Children are putting themselves at risk by playing in one of Fife’s most dilapidated buildings.
Youngsters have been spotted inside the former Post Office in Newport, which has been boarded up for more than 30 years.
It is one of more than 200 Fife properties on Historic Environment Scotland’s Buildings At Risk Register and is described as being in very poor condition.
And there are fears for the safety of youngsters who use it as a playground.
Liberal Democrat councillor Jonny Tepp says the building’s roof has partially collapsed.
But despite several attempts to secure it, and the old shop next door, children are still getting in.
“There’s a danger children will get seriously hurt,” he said.
“There’s also a danger of masonry falling into the street.
“And apart from anything else, it’s not very nice for the local community and the business opposite to look at.”
‘Dangerous and an eyesore’
Mr Tepp is joined in his call for action by fellow councillor Tim Brett.
But they say the building’s owner is only required to ensure it is safe.
“As far as we understand they are under no compulsion to do anything beyond that,” Mr Tepp said.
“To our minds, keeping it safe ought to include ensuring children can’t get into it.”
Fife Council has previously contacted the site owner and advised them to erect Heras fencing and remove falling slates, which they did.
But Mr Tepp said it wasn’t enough.
“The fence is no sooner up than down and the roof looks no safer to the man in the street,” he said.
“This is a sad story.
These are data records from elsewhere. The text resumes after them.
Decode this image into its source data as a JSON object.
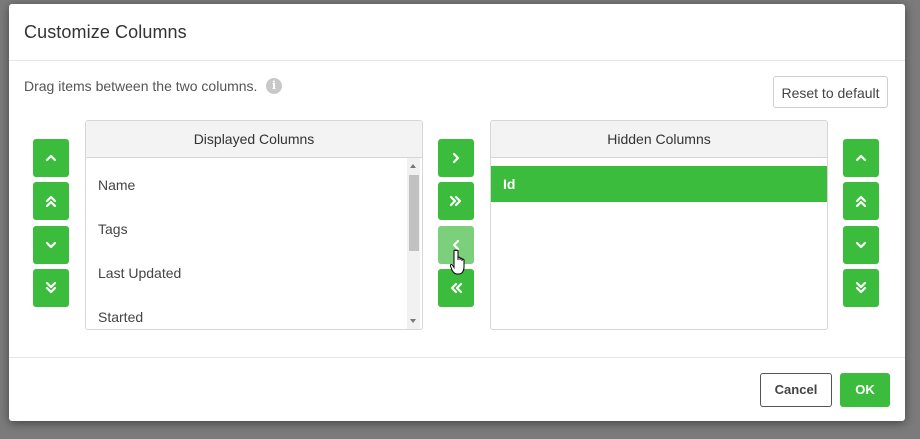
{
  "dialog": {
    "title": "Customize Columns",
    "instructions": "Drag items between the two columns.",
    "reset_label": "Reset to default"
  },
  "displayed": {
    "header": "Displayed Columns",
    "items": [
      "Name",
      "Tags",
      "Last Updated",
      "Started"
    ]
  },
  "hidden": {
    "header": "Hidden Columns",
    "items": [
      "Id"
    ],
    "selected": "Id"
  },
  "footer": {
    "cancel_label": "Cancel",
    "ok_label": "OK"
  },
  "colors": {
    "accent": "#3cbc3c",
    "accent_hover": "#7cd07c"
  }
}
The properties were part of the history of Newport but the current state of affairs is both dangerous and an eyesore.”
Cost to society
According to the Buildings At Risk Register, demolition consent was sought in 2019 but never used.
Because it is not residential, the building is not liable for council tax.
And it has now been empty for so long it is registered as being of “nil value”.
“This means that as well as being unsightly and posing a risk, it’s going to cost society if anything goes wrong,” said Mr Tepp.
“The developer is just sitting on it and doesn’t have to pay a penny bean towards it.”
The councillors’ concerns follow a similar issue in Lundin Links.
However, it that case, the site’s owner has pledged to begin work before the end of the year.
Meanwhile, Fife Council has been discussing longer-term possibilities for the Newport site with the owner.
Garry Nicoll, acting service manager building standards and public safety, said: “The powers available to the building standards and public safety team relating to dangerous buildings are set out by the Scottish Government.
“These powers can be used to require that measures are taken to make the building safe, and/or prevent access.”
This applies if the building itself is deemed dangerous, he said.
Mr Nicoll added that unauthorised access by what he termed ‘urban explorers’ was a matter for the police.
“We will contact the owners if we are aware of unauthorised access to their premises but we do not have any enforcement powers in these circumstances,” he said.